In fact, ideology is not a set of ideas that express the worldview of a group of individuals living within a society, but an invisible construct whose efficacy derives from the fact that it is a hidden force. So the dominant ideology is never displayed as such, but is presented as the pragmatic expression of a universal, indisputable and sacred mandate. In other words, ideology is the system of representation of the world used by the dominant classes to legitimize their hegemony and control.

 

The main objective of ideology professionals is to appropriate the imagination of citizens and operate on their image of the world and their perception of reality by means of visual images conveyed through the mass media. Fashion is part of the field of culture and it highlights the differences between social classes, causing the individual who wears certain clothing to feel like an actual, unique and irreplaceable subject, even if in reality that individual is just another member of the herd or social group with which he or she identifies.

 

Like Technology, Fashion transcends a person’s individual sphere and becomes a kind of myth that imposes a stereotype of clothes, accessories, makeup, language ​​and behavior. It therefore turns out to be an abstract and invisible construct for domination and social control that has contributed to the longevity of the modern empire of capitalism in its military-financial-mass media phase.

 

The seemingly frivolous and well-known practice for men and women alike when they are going out to wonder, “What do I wear?” has become a major social and political matter. When they obey the dictates of fashion, consumers, of whatever sex, are merely boosting current production levels in their society.

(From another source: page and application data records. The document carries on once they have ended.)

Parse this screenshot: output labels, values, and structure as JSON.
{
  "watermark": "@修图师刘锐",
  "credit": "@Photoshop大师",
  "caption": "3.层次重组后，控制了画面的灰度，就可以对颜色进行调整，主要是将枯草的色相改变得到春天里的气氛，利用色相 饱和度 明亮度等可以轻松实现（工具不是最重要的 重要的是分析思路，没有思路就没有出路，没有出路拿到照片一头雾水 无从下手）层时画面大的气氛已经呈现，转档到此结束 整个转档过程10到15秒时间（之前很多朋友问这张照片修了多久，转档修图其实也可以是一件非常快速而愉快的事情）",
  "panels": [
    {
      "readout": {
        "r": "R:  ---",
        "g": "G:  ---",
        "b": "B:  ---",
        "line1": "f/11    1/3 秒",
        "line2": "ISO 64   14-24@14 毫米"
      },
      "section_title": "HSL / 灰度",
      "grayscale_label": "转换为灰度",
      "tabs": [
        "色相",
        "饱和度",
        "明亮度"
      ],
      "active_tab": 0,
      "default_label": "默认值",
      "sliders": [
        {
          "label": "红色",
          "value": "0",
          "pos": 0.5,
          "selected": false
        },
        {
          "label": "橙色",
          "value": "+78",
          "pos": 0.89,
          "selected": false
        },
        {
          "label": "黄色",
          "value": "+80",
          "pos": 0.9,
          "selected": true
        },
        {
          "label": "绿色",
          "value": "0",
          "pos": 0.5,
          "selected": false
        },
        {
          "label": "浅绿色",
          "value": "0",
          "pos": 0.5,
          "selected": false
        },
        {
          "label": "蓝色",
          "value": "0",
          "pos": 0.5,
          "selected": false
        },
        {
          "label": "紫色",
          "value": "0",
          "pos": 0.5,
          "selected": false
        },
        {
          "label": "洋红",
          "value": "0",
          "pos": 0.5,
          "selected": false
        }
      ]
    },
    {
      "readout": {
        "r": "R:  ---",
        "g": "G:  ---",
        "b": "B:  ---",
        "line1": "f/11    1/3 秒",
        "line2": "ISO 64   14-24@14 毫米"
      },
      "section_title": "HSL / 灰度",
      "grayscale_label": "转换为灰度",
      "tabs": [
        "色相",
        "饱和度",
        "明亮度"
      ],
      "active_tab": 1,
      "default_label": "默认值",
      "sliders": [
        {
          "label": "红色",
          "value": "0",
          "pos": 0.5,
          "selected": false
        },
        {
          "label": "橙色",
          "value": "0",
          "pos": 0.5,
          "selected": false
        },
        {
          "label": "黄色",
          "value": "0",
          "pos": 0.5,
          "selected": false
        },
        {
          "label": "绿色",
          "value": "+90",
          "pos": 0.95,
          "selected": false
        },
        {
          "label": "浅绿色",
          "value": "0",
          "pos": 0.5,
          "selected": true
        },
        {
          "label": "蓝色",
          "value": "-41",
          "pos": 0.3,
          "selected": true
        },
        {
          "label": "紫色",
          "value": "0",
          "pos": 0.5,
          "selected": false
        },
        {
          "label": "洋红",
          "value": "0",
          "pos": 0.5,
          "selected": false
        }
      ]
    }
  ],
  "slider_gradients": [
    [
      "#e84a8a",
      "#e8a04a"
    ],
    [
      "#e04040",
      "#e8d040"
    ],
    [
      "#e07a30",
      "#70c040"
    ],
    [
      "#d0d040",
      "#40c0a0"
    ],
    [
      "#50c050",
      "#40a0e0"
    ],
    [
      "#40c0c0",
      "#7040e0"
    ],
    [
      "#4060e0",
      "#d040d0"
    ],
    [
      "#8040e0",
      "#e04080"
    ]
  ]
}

With this action they are only trying to conform to the models of dress and behavior of other members of the society they live in, but they never realize that the choice of specific apparel is the purest expression of the control and dominance exercised by the powerful elite of their society.

 

Based on this philosophical analysis, Fashion is very likely considered something very important for the human individual, which is why it shouldn’t be left in the hands of fashion designers because in fact it is an ideological expression that goes way beyond the realm of domestic life and is an expression visible to everyone which speaks to the real problems of a society in transition.

 

One might even go further to say that behind the popular question “What do I wear?” is the metaphysical notion of humans wanting to know who they are fundamentally and what is their origin.

 

Addendum: At a moment in history when change in fashion is accelerating with a speed never seen before, it is important for present-day human society to start looking for new paradigms and to realize that within a very short period of time, all the material things that motivated their lives and actions will no longer be of any significance, and so it is necessary to try to find the new values ​​of a new society where consumption and ostentation will stop being the main interests of human beings.